Athens responded to Akar’s claims, saying that the Greek islands are legitimately defended, a right which is enshrined in various international treaties.
A statement issued by the Greek Foreign Ministry charges that Turkey is acting in a hypocritical manner in invoking international law.
“It is at least hypocritical for a country that systematically violates the territorial integrity, sovereignty and sovereignty of almost all of its neighboring countries, a country that threatens a neighbor and an ally with war, to invoke international law,” the statement reads.
“This country [Turkey] does not understand why its neighbors are obliged to take every measure for their legal defense throughout their territory, a right enshrined in the UN Charter itself,” the statement concludes.

Maria Sakkari Defends Greek Fans Tossed Out of Australian Open

Greek tennis champion Maria Sakkari on Wednesday threw her support behind Greek fans who were evicted from her match at the Australian Open for being too rowdy.

Victoria Police confirmed that a group of between 15 and 20 men were ejected from the tennis court for disruptive behavior. “The group had received numerous warnings during the match on Court 8 from the match referee, security and the police,” a police spokesperson said.

After being asked to leave, they eventually left the area peacefully, but some of them still labeled their treatment as “racist.”

Asked about the incident by reporters after winning her match against Japan’s Nao Hibino, the 24-year-old Sakkari was quick to defend her Greek fans, saying “They supported me in a very nice way.”

“They respected the opposition and stopped when it was necessary.
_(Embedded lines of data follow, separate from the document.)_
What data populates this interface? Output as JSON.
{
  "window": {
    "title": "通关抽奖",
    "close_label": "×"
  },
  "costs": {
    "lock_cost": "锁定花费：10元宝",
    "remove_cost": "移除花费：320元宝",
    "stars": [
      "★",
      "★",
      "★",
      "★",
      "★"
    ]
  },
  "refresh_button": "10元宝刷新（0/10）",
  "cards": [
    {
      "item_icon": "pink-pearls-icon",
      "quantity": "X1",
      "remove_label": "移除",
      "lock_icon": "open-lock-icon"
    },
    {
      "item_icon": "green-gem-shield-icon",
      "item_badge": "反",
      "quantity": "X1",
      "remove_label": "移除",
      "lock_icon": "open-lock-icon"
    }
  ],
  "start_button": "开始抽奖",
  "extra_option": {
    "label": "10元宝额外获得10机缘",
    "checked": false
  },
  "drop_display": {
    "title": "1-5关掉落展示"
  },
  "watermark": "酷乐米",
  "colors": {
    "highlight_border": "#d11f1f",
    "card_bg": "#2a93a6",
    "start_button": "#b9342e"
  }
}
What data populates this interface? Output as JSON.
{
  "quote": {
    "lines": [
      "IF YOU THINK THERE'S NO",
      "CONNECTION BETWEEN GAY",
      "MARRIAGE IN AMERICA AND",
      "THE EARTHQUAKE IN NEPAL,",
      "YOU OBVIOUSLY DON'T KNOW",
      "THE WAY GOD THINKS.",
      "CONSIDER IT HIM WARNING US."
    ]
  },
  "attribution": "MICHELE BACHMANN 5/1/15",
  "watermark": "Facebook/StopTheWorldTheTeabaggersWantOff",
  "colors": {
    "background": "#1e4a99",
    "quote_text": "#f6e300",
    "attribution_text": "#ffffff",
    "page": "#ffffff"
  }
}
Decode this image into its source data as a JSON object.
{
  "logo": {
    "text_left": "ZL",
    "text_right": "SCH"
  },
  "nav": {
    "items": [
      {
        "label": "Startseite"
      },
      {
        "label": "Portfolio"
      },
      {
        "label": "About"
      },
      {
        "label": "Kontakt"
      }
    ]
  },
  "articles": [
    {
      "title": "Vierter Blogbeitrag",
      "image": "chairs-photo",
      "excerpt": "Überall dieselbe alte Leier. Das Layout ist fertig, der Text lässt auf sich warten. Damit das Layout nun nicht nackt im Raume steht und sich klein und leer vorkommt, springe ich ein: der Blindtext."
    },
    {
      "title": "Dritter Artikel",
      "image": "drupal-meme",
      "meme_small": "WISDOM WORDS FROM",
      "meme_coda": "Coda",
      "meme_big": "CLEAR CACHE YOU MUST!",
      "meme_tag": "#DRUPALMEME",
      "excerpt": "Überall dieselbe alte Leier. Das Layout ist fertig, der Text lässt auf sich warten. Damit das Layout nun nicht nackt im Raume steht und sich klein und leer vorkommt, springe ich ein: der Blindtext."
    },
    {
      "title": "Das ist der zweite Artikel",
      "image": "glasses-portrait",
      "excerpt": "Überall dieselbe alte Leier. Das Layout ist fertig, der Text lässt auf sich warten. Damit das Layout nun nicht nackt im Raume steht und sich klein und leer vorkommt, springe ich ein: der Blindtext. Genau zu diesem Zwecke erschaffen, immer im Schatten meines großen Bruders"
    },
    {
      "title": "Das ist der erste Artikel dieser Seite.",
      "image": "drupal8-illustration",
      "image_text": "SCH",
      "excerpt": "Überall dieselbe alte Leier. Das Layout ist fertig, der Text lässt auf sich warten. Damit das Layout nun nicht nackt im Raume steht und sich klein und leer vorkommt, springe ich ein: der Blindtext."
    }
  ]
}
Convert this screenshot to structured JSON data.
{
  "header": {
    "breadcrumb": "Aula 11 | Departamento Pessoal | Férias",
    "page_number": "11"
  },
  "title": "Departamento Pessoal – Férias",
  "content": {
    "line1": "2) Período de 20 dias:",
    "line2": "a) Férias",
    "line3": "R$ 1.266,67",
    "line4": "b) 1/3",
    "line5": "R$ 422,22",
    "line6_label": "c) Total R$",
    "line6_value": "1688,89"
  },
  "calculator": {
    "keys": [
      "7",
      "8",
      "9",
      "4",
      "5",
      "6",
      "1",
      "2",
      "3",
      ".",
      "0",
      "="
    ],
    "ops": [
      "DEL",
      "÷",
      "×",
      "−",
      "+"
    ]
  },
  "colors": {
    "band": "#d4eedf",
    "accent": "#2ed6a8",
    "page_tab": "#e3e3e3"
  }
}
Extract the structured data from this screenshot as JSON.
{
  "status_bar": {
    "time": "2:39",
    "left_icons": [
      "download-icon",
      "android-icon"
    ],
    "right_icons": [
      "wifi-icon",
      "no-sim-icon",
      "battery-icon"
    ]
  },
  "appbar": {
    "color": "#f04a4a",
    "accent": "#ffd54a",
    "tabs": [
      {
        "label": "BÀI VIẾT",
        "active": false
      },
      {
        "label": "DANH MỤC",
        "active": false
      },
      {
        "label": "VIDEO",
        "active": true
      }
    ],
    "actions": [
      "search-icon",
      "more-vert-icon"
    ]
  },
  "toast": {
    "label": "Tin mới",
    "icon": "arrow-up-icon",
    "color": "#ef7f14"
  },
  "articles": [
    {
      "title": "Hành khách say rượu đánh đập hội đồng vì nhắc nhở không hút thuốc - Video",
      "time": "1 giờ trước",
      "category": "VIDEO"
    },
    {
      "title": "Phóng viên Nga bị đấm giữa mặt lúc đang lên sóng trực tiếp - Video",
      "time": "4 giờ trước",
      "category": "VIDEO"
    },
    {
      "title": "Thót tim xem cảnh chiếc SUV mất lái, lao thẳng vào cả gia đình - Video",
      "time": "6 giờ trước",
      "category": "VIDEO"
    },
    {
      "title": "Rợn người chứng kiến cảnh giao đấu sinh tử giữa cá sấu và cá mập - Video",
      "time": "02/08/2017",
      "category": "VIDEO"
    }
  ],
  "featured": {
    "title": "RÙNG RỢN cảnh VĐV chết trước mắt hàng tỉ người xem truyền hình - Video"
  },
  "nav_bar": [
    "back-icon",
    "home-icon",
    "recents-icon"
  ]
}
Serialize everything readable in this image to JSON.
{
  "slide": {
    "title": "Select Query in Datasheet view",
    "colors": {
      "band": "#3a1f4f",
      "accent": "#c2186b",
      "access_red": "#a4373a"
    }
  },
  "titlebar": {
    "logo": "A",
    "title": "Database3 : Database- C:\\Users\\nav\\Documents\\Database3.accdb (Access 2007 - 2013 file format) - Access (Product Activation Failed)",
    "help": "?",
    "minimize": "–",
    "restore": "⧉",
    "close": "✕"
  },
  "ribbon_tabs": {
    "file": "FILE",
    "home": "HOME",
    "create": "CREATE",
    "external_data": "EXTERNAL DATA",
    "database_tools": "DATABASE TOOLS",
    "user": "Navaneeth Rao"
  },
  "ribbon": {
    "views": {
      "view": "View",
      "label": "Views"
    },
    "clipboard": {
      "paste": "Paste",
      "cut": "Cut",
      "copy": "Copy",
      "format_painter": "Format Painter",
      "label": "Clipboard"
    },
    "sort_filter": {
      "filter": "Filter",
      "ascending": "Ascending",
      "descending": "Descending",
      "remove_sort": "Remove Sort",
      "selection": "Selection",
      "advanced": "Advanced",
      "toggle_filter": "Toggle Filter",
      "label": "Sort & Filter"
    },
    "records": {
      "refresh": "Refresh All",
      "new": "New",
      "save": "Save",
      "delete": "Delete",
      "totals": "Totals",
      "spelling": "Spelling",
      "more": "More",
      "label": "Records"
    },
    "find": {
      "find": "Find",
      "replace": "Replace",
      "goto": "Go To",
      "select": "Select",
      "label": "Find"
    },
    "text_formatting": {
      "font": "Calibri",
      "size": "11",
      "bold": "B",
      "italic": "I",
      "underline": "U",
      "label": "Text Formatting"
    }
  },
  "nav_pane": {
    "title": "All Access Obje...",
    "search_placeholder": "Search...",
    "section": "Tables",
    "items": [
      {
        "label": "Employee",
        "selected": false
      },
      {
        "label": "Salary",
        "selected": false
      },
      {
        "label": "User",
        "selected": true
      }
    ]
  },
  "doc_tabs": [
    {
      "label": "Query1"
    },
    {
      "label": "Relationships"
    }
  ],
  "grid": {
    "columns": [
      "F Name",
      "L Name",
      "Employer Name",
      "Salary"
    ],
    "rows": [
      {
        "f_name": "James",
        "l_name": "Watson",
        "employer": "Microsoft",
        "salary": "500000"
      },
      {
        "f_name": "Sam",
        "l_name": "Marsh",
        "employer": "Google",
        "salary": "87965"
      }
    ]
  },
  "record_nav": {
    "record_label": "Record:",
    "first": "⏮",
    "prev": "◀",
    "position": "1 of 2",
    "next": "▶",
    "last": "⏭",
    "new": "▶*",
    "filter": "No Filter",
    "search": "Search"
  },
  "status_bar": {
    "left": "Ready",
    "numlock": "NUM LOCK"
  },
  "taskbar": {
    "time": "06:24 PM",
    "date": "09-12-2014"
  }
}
It’s my favorite type of atmosphere to play in and I love having them by my side. All they said was ‘break, break, break’ but everyone does that. I’m fine with them, I think they’re great!” she added.

Sakkari also commented on the fact that there were certain ethnicity-related chants heard throughout the game referring to the dispute with North Macedonia — which she didn’t seem to have an issue with.

“They (the fans) are very patriotic, so they give a lot of significance to anything happening in Greece. I understand their sentiments, they feel a lot more Greek than even we do, it’s very nice. It’s not something illegal,” the player maintained .

On Monday, Stefanos Tsitsipas expressed his annoyance at the the degree of exuberance his supporters were displaying. “I really like that they come and support me because that gives me a lot of positives in my game. I don’t really know why they want to go the extra mile some of the time,” Tsitsipas stated.

“If I would be an opponent… I mean, I do understand he doesn’t understand what’s happening out there and what the chants are, but I think also, from their side, they should be a little bit more respectful to the opponents. That’s all. Nothing else,” the tennis phenom added.